Exercise directions :: Below are some entries. Copy each line that holds the string "full".

.....

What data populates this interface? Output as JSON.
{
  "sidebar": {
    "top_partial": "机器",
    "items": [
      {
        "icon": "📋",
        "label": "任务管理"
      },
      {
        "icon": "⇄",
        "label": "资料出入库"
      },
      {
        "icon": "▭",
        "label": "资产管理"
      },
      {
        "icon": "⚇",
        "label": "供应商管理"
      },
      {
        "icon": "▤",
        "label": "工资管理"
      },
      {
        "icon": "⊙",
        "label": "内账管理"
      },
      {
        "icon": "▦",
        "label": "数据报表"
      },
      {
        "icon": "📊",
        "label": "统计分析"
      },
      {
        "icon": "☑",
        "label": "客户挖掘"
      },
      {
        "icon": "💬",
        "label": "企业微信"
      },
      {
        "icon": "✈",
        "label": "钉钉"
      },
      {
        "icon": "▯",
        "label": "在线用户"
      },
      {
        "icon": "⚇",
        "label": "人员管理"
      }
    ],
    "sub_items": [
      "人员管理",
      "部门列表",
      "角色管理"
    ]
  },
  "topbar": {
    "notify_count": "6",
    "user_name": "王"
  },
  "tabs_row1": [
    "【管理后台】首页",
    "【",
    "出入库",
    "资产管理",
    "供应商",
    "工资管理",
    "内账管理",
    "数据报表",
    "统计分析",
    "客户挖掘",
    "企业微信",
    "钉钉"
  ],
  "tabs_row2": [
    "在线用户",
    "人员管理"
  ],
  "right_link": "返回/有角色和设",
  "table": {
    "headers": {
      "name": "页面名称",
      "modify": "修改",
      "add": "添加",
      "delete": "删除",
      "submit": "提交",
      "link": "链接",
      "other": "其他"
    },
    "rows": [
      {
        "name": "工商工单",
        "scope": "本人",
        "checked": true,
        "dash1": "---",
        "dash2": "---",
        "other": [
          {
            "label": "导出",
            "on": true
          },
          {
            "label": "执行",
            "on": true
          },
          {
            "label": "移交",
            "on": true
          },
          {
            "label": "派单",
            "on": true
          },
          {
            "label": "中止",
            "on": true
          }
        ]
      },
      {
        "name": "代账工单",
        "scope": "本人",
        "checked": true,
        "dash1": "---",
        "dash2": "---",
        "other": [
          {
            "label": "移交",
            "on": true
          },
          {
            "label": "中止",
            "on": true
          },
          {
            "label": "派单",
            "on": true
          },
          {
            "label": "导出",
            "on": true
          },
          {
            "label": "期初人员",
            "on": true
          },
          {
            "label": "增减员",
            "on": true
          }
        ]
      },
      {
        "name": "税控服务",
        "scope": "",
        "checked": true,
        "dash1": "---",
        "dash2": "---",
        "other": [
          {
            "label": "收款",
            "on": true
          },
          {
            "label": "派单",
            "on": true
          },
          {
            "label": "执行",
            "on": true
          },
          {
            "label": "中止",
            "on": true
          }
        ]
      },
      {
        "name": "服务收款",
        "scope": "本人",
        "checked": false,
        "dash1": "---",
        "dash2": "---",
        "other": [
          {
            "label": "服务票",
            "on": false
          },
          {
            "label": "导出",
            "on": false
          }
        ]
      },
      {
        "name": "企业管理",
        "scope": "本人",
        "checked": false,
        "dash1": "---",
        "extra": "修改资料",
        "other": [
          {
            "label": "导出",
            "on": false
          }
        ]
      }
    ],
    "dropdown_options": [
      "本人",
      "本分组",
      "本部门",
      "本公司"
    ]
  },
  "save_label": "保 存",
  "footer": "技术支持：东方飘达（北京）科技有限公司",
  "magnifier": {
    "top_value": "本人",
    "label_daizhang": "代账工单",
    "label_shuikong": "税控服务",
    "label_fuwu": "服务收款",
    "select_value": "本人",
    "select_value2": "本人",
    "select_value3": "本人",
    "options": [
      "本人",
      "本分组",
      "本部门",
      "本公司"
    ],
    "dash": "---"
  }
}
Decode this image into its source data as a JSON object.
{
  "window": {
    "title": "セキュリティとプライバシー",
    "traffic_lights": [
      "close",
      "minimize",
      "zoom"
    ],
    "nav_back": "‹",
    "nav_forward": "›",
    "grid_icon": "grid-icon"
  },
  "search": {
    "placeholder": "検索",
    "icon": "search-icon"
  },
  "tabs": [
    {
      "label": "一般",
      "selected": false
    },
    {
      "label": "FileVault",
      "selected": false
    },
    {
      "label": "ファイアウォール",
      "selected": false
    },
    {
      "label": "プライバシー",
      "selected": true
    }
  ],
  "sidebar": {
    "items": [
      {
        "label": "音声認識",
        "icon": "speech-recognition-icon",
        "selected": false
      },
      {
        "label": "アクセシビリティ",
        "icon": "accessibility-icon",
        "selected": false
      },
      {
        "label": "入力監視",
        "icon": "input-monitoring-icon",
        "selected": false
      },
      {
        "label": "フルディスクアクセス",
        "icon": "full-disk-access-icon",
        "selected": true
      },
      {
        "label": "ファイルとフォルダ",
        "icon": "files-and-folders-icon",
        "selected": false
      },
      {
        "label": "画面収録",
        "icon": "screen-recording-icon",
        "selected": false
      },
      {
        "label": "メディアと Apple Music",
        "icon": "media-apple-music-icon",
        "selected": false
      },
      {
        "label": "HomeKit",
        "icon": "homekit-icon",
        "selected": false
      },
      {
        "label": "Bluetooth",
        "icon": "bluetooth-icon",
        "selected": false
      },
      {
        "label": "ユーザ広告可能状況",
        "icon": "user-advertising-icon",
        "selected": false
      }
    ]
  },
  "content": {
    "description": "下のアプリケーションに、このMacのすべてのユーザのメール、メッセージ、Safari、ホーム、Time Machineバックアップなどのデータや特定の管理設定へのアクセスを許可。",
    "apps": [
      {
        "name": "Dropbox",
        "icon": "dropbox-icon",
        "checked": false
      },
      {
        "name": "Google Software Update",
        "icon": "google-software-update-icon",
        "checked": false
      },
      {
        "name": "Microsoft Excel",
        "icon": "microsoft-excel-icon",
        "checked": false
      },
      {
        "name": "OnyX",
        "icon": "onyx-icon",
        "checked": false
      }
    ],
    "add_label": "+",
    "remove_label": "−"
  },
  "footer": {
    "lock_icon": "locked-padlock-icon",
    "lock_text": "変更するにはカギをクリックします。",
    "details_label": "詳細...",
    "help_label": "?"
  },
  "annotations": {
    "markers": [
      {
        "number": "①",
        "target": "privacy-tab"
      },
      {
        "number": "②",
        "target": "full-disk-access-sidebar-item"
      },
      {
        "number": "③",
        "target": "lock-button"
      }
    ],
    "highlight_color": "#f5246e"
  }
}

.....

Completed task ::
        "icon": "full-disk-access-icon",
        "target": "full-disk-access-sidebar-item"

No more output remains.